My Humber Heritage (September 5th-9th 2016) tour has had to relocate from the Beverley Arms Hotel, which has ceased trading, to the Mercure Hull Royal Hotel, which has the advantage of being literally across the platform from the trains: https://www.mikehigginbottominterestingtimes.co.uk/?page_id=4223.
This splendid traditional station hotel was completed in 1849, designed by George Townsend Andrews (1804-1855), house architect for the York & North Midland Railway, as part of the second terminal station into the centre of Hull, replacing an earlier station adjacent to the Humber Dock which then became a goods depot: https://en.wikipedia.org/wiki/Manor_House_Street_railway_station#/media/File:Railway_Street_Goods_shed_1905.jpg.
Andrews was also responsible for the original York railway station (1841) and other surviving stations including Whitby, Pickering and Beverley.
The new station was named Hull Paragon because it stood on Paragon Street, which was itself apparently named after a long-vanished pub. Hull people thought it grossly over-ambitious and called it “Hudson’s Folly”: the “Railway King” George Hudson was indeed guilty of more than folly, but his station and hotel remain in use, and both have been repeatedly extended.
Andrews’ career as a railway architect seems to have been eclipsed when George Hudson was disgraced for his unscrupulous financial dealings, and the Hull hotel was his final major commission. At the time it opened it was the largest station hotel in the country, and Andrews’ largest building.
It became the Royal Station Hotel after Queen Victoria’s visit in October 1854, for which a throne room was contrived at the south-east corner of the first floor, along with a bedroom, drawing room and boudoir, and a bedroom and drawing room for the royal children. The royal household lodged on the second floor.
The following morning she greeted an assembly of Sunday School pupils from the balcony, and then processed through the Old Town to the Corporation Pier, which was renamed the Victoria Pier, and boarded a launch to inspect the docks.
Additional wings to the hotel were designed by the North Eastern Railway’s company architect, the York-born William Bell (1844-1919) and constructed in 1903-5. Both the station and the hotel were damaged in air raids in both the First and Second World Wars.
The Hull poet Philip Larkin, whose statue by Martin Jennings is on the concourse, found it a gloomy place in 1966 [http://www.poetryconnection.net/poets/Philip_Larkin/4774] though he was apparently a regular customer.

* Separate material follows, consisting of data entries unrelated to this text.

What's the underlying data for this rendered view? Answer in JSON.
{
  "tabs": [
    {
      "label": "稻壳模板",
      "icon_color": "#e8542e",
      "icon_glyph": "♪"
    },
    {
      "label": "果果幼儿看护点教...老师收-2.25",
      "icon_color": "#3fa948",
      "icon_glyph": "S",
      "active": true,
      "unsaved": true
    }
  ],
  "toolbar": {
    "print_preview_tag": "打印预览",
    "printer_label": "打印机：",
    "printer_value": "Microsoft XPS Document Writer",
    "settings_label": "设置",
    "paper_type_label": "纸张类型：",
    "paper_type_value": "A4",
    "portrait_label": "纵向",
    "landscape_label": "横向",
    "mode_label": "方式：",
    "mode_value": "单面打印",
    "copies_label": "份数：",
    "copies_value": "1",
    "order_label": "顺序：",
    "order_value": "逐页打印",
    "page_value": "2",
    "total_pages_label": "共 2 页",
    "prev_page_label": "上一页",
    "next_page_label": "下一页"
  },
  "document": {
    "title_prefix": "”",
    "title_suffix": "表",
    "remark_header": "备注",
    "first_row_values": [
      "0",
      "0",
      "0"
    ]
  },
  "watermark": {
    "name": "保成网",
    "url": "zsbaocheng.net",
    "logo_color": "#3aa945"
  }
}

The interior of the present-day hotel is mostly a tasteful pastiche by the Fisher Hollingsworth Partnership, following a fire which gutted the building in 1990: http://www.hulldailymail.co.uk/remembering-drama-hull-royal-station-hotel-25/story-27933477-detail/story.html. The hotel reopened in 1992 and has traded happily ever after.